**MDPI and ACS Style**

Basevich, V.Y.; Frolov, S.M.; Ivanov, V.S.; Frolov, F.S.; Semenov, I.V.
The Effects of Multistage Fuel-Oxidation Chemistry, Soot Radiation, and Real Gas Properties on the Operation Process of Compression Ignition Engines. *Eng* **2023**, *4*, 2682-2710.
https://doi.org/10.3390/eng4040153

**AMA Style**

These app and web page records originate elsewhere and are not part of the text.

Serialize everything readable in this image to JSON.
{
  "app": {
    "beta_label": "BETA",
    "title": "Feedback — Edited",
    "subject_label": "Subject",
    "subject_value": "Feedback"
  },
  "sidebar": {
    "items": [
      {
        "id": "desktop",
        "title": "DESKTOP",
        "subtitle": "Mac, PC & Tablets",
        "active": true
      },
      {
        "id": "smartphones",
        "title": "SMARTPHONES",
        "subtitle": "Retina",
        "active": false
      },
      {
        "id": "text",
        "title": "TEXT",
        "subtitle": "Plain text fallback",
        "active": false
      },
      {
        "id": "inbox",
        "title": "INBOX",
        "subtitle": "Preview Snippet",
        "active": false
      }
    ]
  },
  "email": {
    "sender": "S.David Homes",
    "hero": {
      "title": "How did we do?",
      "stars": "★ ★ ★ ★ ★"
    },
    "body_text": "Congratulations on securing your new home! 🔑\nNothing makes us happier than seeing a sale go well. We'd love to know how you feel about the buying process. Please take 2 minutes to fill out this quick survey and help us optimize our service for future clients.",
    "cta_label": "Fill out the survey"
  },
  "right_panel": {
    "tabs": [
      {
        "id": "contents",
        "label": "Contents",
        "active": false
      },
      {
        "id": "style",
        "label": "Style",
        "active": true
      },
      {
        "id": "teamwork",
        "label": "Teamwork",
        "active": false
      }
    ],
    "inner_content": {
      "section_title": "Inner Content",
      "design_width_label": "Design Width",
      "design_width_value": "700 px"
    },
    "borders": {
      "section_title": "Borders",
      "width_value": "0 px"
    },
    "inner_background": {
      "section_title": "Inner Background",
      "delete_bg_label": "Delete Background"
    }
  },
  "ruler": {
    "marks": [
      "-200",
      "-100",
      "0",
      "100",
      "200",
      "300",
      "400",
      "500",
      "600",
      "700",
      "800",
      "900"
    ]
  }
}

Basevich VY, Frolov SM, Ivanov VS, Frolov FS, Semenov IV.
The Effects of Multistage Fuel-Oxidation Chemistry, Soot Radiation, and Real Gas Properties on the Operation Process of Compression Ignition Engines. *Eng*. 2023; 4(4):2682-2710.
https://doi.org/10.3390/eng4040153

**Chicago/Turabian Style**

Basevich, Valentin Y., Sergey M. Frolov, Vladislav S. Ivanov, Fedor S. Frolov, and Ilya V. Semenov.
2023. "The Effects of Multistage Fuel-Oxidation Chemistry, Soot Radiation, and Real Gas Properties on the Operation Process of Compression Ignition Engines" *Eng* 4, no. 4: 2682-2710.
https://doi.org/10.3390/eng4040153